Treasury Secretary Steve Mnuchin appeared on Fox News Sunday and spoke to host Chris Wallace about his predictions of the U.S. economy in the coming weeks and months amid the coronavirus pandemic, Raw Story reported. While Mnuchin appeared optimistic about America's economic recovery, Wallace pushed back and pointed to the 22.8 percent unemployment reported by the Bureau of Labor Statistics in April.
"That does not include the 7 million people who have lost their jobs since then," Wallace said. "Aren't we talking close to 25% at this point, which is Great Depression neighborhood?"
Mnuchin agreed that the number could be close to 25 percent. However, he noted that the current crisis was created by the voluntary shutdown of the economy, as opposed to the economic issues that drove the Great Depression.
"That's why we're focused on rebuilding this economy. We'll have a better third quarter, we'll have a better fourth quarter and next year is going to be a great year."Despite Mnuchin's optimism, Wallace was not convinced. He pointed to both Mnuchin and President Donald Trump's assertion that the economy will come "roaring back" despite predictions that suggest unemployment will be over 9 percent until the close of 2021.
"Are your rosy predictions based on economic reality or the November election?" Wallace asked Mnuchin.
Mnuchin pushed back on the notion that his numbers are overly optimistic and again suggested that the economy will recover after a "very, very bad" second quarter. According to Mnuchin, this recovery will be connected to available COVID-19 vaccines and therapies he believes will soon become available to the American people.As The Inquisitr reported, Trump spoke to Fox News on Friday and expressed confidence in his ability to bring the economy back in the wake of the record 20.5 million Americans who lost their jobs in April. Such losses are directly linked to the close of non-essential businesses, as well as layoffs from open businesses looking to reduce costs.
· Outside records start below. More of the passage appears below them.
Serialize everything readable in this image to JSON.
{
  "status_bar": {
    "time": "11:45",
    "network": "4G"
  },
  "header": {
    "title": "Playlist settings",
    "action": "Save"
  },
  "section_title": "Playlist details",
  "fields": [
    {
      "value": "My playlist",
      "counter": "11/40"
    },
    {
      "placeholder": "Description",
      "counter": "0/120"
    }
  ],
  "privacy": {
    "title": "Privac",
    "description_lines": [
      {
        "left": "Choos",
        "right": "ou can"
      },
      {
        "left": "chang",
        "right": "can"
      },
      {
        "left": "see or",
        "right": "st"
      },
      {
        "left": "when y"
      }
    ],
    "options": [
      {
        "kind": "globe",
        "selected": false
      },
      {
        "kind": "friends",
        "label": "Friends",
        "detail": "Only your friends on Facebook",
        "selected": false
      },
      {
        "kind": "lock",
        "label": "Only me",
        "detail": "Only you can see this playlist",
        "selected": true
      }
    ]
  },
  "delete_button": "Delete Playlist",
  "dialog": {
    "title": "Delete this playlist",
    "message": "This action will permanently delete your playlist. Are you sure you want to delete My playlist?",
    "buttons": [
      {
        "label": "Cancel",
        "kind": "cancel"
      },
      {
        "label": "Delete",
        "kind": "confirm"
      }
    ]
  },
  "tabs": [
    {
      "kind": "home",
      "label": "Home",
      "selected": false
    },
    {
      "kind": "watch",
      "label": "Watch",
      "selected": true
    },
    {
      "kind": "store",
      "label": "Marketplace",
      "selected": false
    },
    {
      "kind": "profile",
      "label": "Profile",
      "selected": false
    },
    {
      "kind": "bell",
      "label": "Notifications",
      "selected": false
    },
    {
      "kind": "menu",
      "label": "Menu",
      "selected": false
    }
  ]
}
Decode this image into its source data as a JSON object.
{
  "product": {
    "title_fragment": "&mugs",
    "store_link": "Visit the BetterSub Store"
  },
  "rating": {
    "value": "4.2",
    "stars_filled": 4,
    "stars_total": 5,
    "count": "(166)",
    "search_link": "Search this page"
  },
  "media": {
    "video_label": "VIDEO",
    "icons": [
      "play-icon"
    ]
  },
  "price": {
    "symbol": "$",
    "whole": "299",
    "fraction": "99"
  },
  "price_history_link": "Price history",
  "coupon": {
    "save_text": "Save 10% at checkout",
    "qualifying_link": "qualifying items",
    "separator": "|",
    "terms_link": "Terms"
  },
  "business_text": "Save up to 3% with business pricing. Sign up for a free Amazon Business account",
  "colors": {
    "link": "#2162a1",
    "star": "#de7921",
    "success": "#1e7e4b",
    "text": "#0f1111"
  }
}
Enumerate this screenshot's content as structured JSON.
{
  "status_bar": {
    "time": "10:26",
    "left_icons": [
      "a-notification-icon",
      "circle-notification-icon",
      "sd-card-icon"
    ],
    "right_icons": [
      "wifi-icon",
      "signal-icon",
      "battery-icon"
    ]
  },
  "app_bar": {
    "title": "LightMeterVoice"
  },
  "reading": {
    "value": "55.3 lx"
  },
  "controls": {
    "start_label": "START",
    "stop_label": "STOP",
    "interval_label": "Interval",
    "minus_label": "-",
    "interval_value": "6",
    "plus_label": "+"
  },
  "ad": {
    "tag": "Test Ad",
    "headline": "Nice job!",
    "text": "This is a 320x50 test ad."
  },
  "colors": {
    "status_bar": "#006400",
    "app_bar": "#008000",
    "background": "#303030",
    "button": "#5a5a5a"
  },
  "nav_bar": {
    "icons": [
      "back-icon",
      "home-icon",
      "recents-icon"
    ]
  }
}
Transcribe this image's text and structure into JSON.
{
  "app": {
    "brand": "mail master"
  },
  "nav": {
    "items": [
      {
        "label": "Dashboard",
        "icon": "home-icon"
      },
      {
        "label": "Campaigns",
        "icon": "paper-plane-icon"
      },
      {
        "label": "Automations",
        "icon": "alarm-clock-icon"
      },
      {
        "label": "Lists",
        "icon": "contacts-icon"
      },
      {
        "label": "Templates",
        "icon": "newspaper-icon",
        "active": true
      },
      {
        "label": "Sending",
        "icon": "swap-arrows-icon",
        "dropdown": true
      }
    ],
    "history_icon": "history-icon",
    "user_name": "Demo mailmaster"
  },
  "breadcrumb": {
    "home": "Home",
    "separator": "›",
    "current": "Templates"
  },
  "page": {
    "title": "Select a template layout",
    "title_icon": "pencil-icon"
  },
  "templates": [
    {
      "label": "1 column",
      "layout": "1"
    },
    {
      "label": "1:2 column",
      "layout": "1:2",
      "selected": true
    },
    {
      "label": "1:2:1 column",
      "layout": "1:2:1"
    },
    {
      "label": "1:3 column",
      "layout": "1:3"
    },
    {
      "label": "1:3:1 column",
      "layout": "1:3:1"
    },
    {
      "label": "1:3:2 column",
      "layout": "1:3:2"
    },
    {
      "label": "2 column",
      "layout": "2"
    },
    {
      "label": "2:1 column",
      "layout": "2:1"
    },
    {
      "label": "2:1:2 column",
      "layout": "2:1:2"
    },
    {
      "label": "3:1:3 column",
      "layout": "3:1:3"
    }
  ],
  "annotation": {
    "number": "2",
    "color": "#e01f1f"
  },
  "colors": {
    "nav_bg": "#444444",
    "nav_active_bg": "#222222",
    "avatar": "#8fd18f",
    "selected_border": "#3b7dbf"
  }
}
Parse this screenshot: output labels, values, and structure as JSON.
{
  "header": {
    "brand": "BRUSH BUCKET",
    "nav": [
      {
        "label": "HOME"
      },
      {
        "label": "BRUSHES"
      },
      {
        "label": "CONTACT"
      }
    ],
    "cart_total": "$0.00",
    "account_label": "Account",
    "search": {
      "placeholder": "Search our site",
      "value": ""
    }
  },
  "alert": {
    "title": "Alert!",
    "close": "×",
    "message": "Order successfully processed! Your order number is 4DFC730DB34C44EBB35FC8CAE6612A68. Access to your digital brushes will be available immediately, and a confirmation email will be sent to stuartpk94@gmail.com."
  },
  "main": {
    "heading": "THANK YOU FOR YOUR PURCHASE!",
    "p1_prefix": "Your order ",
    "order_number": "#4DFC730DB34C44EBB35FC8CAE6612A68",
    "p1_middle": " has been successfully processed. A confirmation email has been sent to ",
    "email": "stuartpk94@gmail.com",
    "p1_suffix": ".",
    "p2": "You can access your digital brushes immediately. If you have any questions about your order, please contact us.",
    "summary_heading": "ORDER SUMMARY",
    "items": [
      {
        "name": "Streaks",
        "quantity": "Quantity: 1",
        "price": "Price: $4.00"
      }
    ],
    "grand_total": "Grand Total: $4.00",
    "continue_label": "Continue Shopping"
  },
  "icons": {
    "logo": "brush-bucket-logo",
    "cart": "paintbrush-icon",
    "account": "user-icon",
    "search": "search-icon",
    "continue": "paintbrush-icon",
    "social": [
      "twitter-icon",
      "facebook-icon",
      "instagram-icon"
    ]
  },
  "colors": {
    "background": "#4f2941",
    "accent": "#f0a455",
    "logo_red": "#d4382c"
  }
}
While the Trump administration continues to be optimistic about the potential for an economic bounce-back, others are wary. In a piece for The Atlantic, journalist and author McKay Coppins described his unsettling experience flying during the pandemic and said the plan to reopen the economy and return to pre-coronavirus normalcy is not grounded in reality.
"The glittering allure of 'normalcy' that waits on the other end of these stay-at-home orders is a mirage," he said.
Even if governors lift restrictions, Coppins claims that until the looming threat of disease is gone, things will not return to any sense of the normal that existed before coronavirus spread across the world.